Raise Your Game
You are under attack. No, I don’t mean some foreign country is going to invade your city. Your job as a DBA or IT admin is. Why do I say that? Well, you’ve got lots of threats depending on your environment: the cloud, virtualization, skill sets, budget, new technology, etc. There’s a lot you have to do on a daily basis to make sure you still have a job tomorrow and the next day. Fall too far behind and you become irrelevant. New releases keep coming, so you have to keep up even if your company is not using them or will get them in production any time soon to stay relevant. Ignore trends like virtualization and the cloud (and where you will fit into those pictures), and you will be left behind.
This blog post was inspired by a con call I had today. Some people on that call – all very smart and very good DBAs – did what a lot of DBAs I know do, and basically said, “I don’t want to be a Windows failover clustering expert.” Fair enough, but do you have any prayer of being successful with things like failover clustering (or the upcoming AlwaysOn availability groups feature in Denali) if you don’t undertstand the underlying platform which it is built upon?
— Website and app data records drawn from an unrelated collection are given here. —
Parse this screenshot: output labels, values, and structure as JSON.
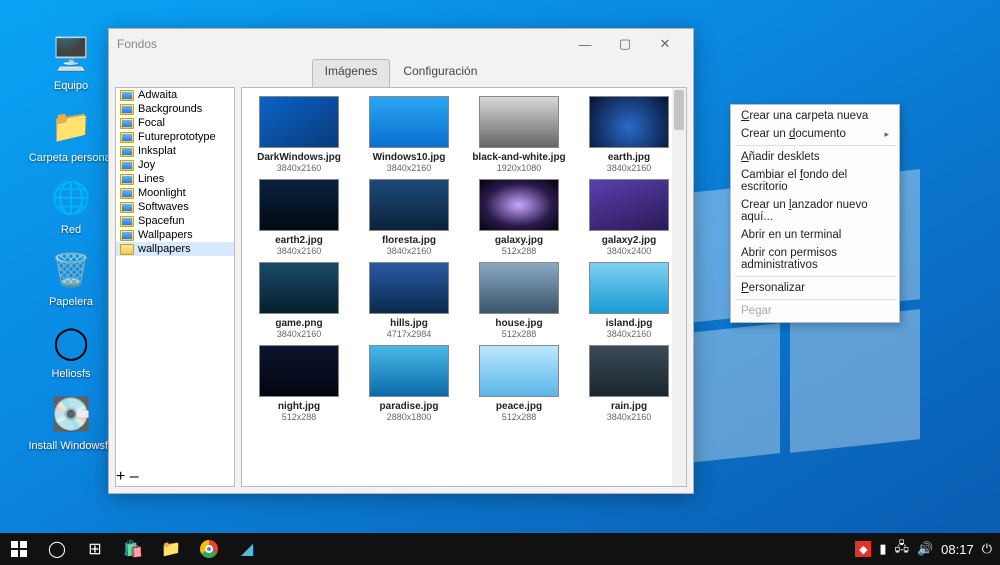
{
  "desktop_icons": [
    {
      "label": "Equipo",
      "glyph": "🖥️"
    },
    {
      "label": "Carpeta personal",
      "glyph": "📁"
    },
    {
      "label": "Red",
      "glyph": "🌐"
    },
    {
      "label": "Papelera",
      "glyph": "🗑️"
    },
    {
      "label": "Heliosfs",
      "glyph": "◯"
    },
    {
      "label": "Install Windowsfs",
      "glyph": "💽"
    }
  ],
  "window": {
    "title": "Fondos",
    "tabs": [
      {
        "label": "Imágenes",
        "active": true
      },
      {
        "label": "Configuración",
        "active": false
      }
    ],
    "folders": [
      {
        "name": "Adwaita",
        "type": "pic"
      },
      {
        "name": "Backgrounds",
        "type": "pic"
      },
      {
        "name": "Focal",
        "type": "pic"
      },
      {
        "name": "Futureprototype",
        "type": "pic"
      },
      {
        "name": "Inksplat",
        "type": "pic"
      },
      {
        "name": "Joy",
        "type": "pic"
      },
      {
        "name": "Lines",
        "type": "pic"
      },
      {
        "name": "Moonlight",
        "type": "pic"
      },
      {
        "name": "Softwaves",
        "type": "pic"
      },
      {
        "name": "Spacefun",
        "type": "pic"
      },
      {
        "name": "Wallpapers",
        "type": "pic"
      },
      {
        "name": "wallpapers",
        "type": "folder",
        "selected": true
      }
    ],
    "add_btn": "+",
    "del_btn": "–",
    "thumbs": [
      {
        "file": "DarkWindows.jpg",
        "dim": "3840x2160",
        "css": "linear-gradient(145deg,#0a63c7,#0a3a7a)"
      },
      {
        "file": "Windows10.jpg",
        "dim": "3840x2160",
        "css": "linear-gradient(180deg,#2aa6f2,#0a6fd0)"
      },
      {
        "file": "black-and-white.jpg",
        "dim": "1920x1080",
        "css": "linear-gradient(180deg,#d8d8d8,#666)"
      },
      {
        "file": "earth.jpg",
        "dim": "3840x2160",
        "css": "radial-gradient(circle at 50% 60%,#2a6bc9,#061230)"
      },
      {
        "file": "earth2.jpg",
        "dim": "3840x2160",
        "css": "linear-gradient(180deg,#08223d,#030a15)"
      },
      {
        "file": "floresta.jpg",
        "dim": "3840x2160",
        "css": "linear-gradient(180deg,#1d4a7a,#0a2238)"
      },
      {
        "file": "galaxy.jpg",
        "dim": "512x288",
        "css": "radial-gradient(ellipse at 50% 50%,#c9a8ff,#2a1a4a 60%,#05030c)"
      },
      {
        "file": "galaxy2.jpg",
        "dim": "3840x2400",
        "css": "linear-gradient(160deg,#5a3fae,#2a1a58)"
      },
      {
        "file": "game.png",
        "dim": "3840x2160",
        "css": "linear-gradient(180deg,#1a4a6a,#06202e)"
      },
      {
        "file": "hills.jpg",
        "dim": "4717x2984",
        "css": "linear-gradient(180deg,#2a5aa3,#0a2a4d)"
      },
      {
        "file": "house.jpg",
        "dim": "512x288",
        "css": "linear-gradient(180deg,#8aa9c4,#3a5568)"
      },
      {
        "file": "island.jpg",
        "dim": "3840x2160",
        "css": "linear-gradient(180deg,#7ed0f2,#1a9bd4)"
      },
      {
        "file": "night.jpg",
        "dim": "512x288",
        "css": "linear-gradient(180deg,#0c1630,#020510)"
      },
      {
        "file": "paradise.jpg",
        "dim": "2880x1800",
        "css": "linear-gradient(180deg,#4ab8e6,#0a6aa8)"
      },
      {
        "file": "peace.jpg",
        "dim": "512x288",
        "css": "linear-gradient(180deg,#bde8ff,#5ab5e8)"
      },
      {
        "file": "rain.jpg",
        "dim": "3840x2160",
        "css": "linear-gradient(180deg,#3a4a56,#1a262e)"
      }
    ]
  },
  "context_menu": [
    {
      "label": "Crear una carpeta nueva",
      "accel": "c"
    },
    {
      "label": "Crear un documento",
      "accel": "d",
      "submenu": true
    },
    {
      "sep": true
    },
    {
      "label": "Añadir desklets",
      "accel": "A"
    },
    {
      "label": "Cambiar el fondo del escritorio",
      "accel": "f"
    },
    {
      "label": "Crear un lanzador nuevo aquí...",
      "accel": "l"
    },
    {
      "label": "Abrir en un terminal"
    },
    {
      "label": "Abrir con permisos administrativos"
    },
    {
      "sep": true
    },
    {
      "label": "Personalizar",
      "accel": "P"
    },
    {
      "sep": true
    },
    {
      "label": "Pegar",
      "disabled": true
    }
  ],
  "taskbar": {
    "time": "08:17"
  }
}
In some ways, you should be smarter than your Windows, networking, security, and storage guys as it relates to your implementations around this stuff because they probably don’t know SQL Server and what you don’t know about their shortcomings will hurt you long term. You must articulate what you need to be successful. I’m not just singling out failover clustering. This would hold true even if you are not using clusters or even a DBA and are just a plain ol’ IT admin. The only way to understand what you’re doing is to know how things work underneath the covers to a point you’re at least comfortable with it. By no means am I telling you to become a Cluster MVP.
If you’ve seen any of my talks, you know I’m a big supporter of PowerShell. Heck, way back in 2009, I wrote a blog post entitled “The Incredible Shrinking DBA Skillset Rant #1 – Scripting” and said this:
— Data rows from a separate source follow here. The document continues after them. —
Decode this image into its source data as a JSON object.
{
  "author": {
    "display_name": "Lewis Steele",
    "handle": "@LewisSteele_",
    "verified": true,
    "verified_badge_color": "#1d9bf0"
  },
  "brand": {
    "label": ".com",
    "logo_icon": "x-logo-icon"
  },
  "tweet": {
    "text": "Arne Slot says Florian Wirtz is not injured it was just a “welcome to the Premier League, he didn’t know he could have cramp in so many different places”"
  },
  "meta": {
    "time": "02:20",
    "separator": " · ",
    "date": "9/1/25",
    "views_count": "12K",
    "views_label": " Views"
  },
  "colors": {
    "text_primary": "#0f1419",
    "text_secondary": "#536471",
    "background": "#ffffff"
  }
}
“I can’t say it enough at this point: learn PowerShell. And if you didn’t understand me, this should clear it up for you: L E A R N P O W E R S H E L L. You’d be foolish not to. Microsoft has often (and sometimes rightly so) been criticized for not standardizing toolsets between products. PowerShell is becoming that unifier, and you WILL be left behind as an administrator if you don’t learn it.”
On that call today, not only did the DBAs basically say “we don’t do that” with regards to PowerShell in general and for administering Windows failover clusters (do you ever patch your instances of SQL Server 2008/R2?), but one of them said even their Windows guys do not either. I was on a con call recently with another customer who said that where they use Windows Server Core (not for SQL Server – just qualifying), they have some issues with administering it because their guys are not command line or PowerShell knowledgable. So they generally don’t use Server Core because of the skills of their admins and their reliance on a GUI – it wasn’t a Windows issue. That floors me.
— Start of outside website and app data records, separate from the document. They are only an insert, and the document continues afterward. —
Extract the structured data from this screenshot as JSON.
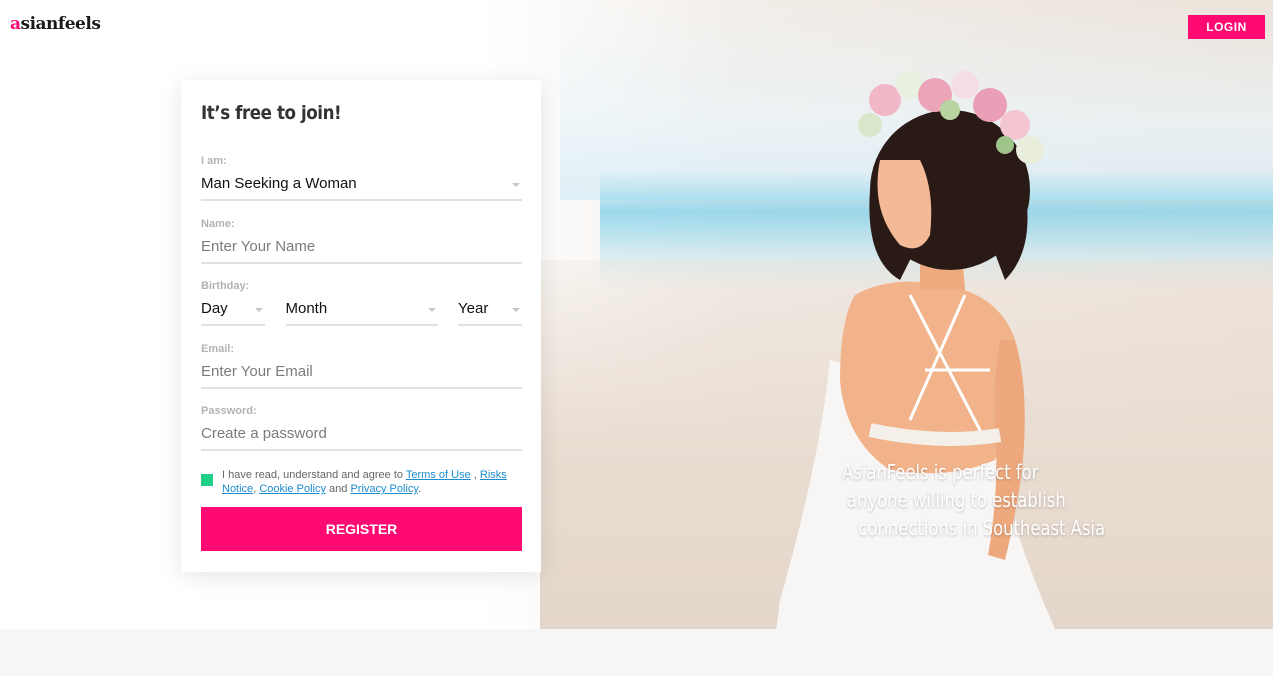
{
  "brand": {
    "logo_prefix": "a",
    "logo_rest": "sianfeels",
    "accent": "#ff0a73"
  },
  "header": {
    "login_label": "LOGIN"
  },
  "form": {
    "title": "It’s free to join!",
    "iam": {
      "label": "I am:",
      "value": "Man Seeking a Woman"
    },
    "name": {
      "label": "Name:",
      "placeholder": "Enter Your Name"
    },
    "birthday": {
      "label": "Birthday:",
      "day": "Day",
      "month": "Month",
      "year": "Year"
    },
    "email": {
      "label": "Email:",
      "placeholder": "Enter Your Email"
    },
    "password": {
      "label": "Password:",
      "placeholder": "Create a password"
    },
    "terms": {
      "text_before": "I have read, understand and agree to",
      "terms_link": "Terms of Use",
      "sep1": ",",
      "risks_link": "Risks Notice",
      "sep2": ",",
      "cookie_link": "Cookie Policy",
      "and": "and",
      "privacy_link": "Privacy Policy",
      "end": "."
    },
    "register_label": "REGISTER"
  },
  "hero": {
    "tagline_lines": [
      "AsianFeels is perfect for",
      "anyone willing to establish",
      "connections in Southeast Asia"
    ]
  }
}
Look, I know we’ve all gotten used to some of the GUIs Microsoft and other vendors provide, but you may not get all options in a GUI. Some advanced things may only exist in PowerShell or some command prompt version of the GUI. Do not be scared of the keyboard. Maybe it’s because when I came up in the industry, I had to know command line for OSes like Solaris, HP-UX, Novell, and VAX/VMS (and no, I’m not 60!), but I can’t fathom NOT doing some command line stuff. Command line is sometimes faster, and to be dead honest with you, scripting is the only way to truly manage large environments for tasks to be repeatable. Running Maintenance Plan Wizards for 1000s of databases doesn’t really scale despite what you may believe.
I know not everyone out there is resisting scripting or burying their heads in the sand saying things like, “Dealing with the Windows cluster stuff isn’t my concern.” Kudos if you’re not that person. If you are – even a little – go ahead, continue to think that. You might as well shoot yourselves in the foot, too. If you are a masochist, you’ll be in your element. If you want to have an easier time, wake the heck up and grab a (proverbial) strong cup of coffee. Don’t hit snooze on the alarm.
Consider this your second tough love wakeup call. 2009 wasn’t enough with regards to scripting, but this “It’s not my problem” attitude has to go away. If you don’t understand the basics, how can you do anything advanced? I don’t think asking folks to know a bit of hardware and OS stuff is unreasonable for a DBA.
Thank you Allan. I feel officially chided and challenged. Now where’d I put that Powershell book? I recall something about a month of lunches?? 😉
I’m glad 😉 All kidding aside, I just want DBAs to be the best they can be. And think of it another way: it makes you attractive to a potential future employer if you know more than how to make backups and run index jobs (generalizing of course – no one flame me!). It will also help when everyone starts to point the finger at you if something goes wrong and you can prove – outside of SQL – it’s not a SQL issue. So win-win all around.